Identifying risks in warehouse investment is a pivotal step toward understanding the overall cost account. When we look at the costs to help you understand the scope of your project, it's not just the initial warehouse price that matters. Variables like location, size, and materials all contribute to how much a warehouse will cost.
For instance, the cost per square foot of warehouse space can vary significantly based on geographical location. Urban areas typically cost more than rural locations. Choosing between a traditional storage facility and a fulfillment warehouse impacts your budget due to different operational needs.
Understanding how warehousing costs are calculated involves considering these factors and more. Market trends, environmental risks, and regulatory compliance also play a role. By identifying these risks early, you can strategize effective mitigation measures. This might include choosing more cost-effective materials or optimizing the layout for efficiency. Being proactive in risk assessment ensures a more accurate budget, preventing unexpected costs down the line.
Monitoring and Adjustments: Cost to Build a Warehouse
Monitoring and Adjustments involve regularly reviewing your budget and performance data. Doing so lets you identify areas where costs can vary or efficiency lags.
Timely adjustments are key to ensuring your investment stays on track and yields the expected returns. This proactive approach helps optimize operations and maintain financial health in the dynamic world of warehouse management.
Let's track expenses and make adjustments for optimal budget management.
Tracking Expenses and Cost and Pricing Adjustments:
When considering a warehouse investment, meticulously tracking expenses and making necessary adjustments is crucial. This process involves accounting for the initial purchase or lease costs. Considering ongoing expenses such as utilities, maintenance, staffing, and insurance is essential. Equally important is to factor in variable costs like fluctuating energy prices or seasonal staffing needs.
To manage these effectively, maintain a detailed and dynamic budget.

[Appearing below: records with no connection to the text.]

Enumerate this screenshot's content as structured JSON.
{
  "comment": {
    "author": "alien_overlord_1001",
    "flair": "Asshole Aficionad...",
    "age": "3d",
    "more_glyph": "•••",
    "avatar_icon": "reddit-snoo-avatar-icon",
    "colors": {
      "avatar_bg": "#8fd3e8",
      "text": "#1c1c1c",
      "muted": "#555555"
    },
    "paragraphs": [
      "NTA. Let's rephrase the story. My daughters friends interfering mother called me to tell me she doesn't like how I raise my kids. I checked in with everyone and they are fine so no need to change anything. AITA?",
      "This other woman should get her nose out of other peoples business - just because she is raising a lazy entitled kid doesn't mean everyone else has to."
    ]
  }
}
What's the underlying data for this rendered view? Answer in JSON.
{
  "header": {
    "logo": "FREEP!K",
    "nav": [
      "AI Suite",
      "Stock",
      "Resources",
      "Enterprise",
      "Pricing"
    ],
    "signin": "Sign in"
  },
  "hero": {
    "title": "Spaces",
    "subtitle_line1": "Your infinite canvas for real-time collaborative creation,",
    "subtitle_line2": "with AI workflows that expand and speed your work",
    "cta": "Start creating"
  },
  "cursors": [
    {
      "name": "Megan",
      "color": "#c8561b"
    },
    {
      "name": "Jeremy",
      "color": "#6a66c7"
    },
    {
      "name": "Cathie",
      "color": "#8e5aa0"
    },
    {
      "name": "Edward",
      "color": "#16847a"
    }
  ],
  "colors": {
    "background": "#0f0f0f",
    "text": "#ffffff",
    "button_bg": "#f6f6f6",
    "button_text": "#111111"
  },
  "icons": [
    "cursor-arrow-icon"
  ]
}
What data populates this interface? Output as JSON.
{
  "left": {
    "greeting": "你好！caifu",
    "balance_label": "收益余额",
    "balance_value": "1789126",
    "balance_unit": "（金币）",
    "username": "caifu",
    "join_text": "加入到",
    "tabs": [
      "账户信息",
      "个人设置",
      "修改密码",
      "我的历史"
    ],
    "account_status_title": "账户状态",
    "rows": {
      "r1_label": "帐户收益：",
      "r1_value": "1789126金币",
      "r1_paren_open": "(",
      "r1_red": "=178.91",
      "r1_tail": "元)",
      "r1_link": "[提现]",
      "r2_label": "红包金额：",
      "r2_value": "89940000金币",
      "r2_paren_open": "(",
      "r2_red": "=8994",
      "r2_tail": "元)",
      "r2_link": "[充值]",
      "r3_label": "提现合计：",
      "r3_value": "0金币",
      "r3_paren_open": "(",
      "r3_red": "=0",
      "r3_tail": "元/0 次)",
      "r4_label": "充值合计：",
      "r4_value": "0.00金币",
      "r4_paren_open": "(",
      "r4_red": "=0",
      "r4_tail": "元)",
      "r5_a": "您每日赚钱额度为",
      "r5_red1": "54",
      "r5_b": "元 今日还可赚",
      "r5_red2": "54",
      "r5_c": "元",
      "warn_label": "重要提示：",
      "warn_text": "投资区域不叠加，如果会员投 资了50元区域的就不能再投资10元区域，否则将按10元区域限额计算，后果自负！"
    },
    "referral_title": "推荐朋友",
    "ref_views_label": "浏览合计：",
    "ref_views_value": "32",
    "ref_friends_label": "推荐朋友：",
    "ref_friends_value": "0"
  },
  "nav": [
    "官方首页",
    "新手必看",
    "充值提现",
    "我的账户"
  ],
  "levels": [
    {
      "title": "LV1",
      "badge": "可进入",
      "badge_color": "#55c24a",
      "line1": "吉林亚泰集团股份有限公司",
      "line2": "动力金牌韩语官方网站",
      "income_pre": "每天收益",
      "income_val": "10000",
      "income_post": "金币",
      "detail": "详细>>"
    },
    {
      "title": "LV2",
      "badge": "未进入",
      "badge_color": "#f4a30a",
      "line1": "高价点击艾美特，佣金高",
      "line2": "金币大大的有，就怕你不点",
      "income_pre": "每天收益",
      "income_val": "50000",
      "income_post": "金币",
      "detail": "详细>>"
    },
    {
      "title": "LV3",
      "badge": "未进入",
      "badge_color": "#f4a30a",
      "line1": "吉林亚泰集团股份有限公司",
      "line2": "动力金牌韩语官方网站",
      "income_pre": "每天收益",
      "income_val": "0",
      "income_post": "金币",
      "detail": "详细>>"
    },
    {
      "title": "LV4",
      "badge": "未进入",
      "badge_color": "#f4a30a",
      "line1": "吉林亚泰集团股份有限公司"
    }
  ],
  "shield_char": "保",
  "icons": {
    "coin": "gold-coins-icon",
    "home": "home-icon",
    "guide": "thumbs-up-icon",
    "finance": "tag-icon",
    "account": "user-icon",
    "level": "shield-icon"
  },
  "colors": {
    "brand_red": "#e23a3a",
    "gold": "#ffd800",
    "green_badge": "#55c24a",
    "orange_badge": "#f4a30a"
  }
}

Utilize accounting software or financial management tools for real-time expense tracking, and consider implementing dedicated financial management software to seamlessly automate all finance-related tasks. This approach quickly identifies areas where costs might exceed forecasts, enabling timely adjustments. Regularly review and update your budget, factoring in fixed and variable costs, to ensure it reflects current market conditions and operational realities.
A well-managed budget is not static. It should evolve with your business needs, adapting to changes in the market, operational requirements, and growth objectives. This adaptive approach to financial management is key to maximizing the return on your warehouse investment.
Making a well-informed investment in a warehouse requires a comprehensive approach to budgeting that encompasses various critical aspects. Assessing the specific needs for space and equipment is fundamental. This step ensures the investment aligns with operational requirements and future growth projections.
A precise cost estimation is crucial. Furthermore, this includes the expenses of construction and equipment and the ongoing labor costs. Such detailed forecasting aids in avoiding financial overruns. Exploring financing options is vital. Understanding the range of funding sources and loan opportunities can significantly impact the affordability and feasibility of the project.
Calculating and understanding the return on investment (ROI) helps justify the expenditure by evaluating the potential benefits and financial gains. Implementing the budget becomes a strategic process, requiring careful allocation of funds and a well-planned timeline to ensure efficiency and effectiveness.
An often overlooked aspect is risk assessment. Identifying potential risks and implementing mitigation strategies is essential for safeguarding the investment. The dynamic nature of business necessitates ongoing monitoring and adjustments of the budget. Keeping track of expenses and being ready to adapt to changes ensures the long-term success and sustainability of the warehouse investment.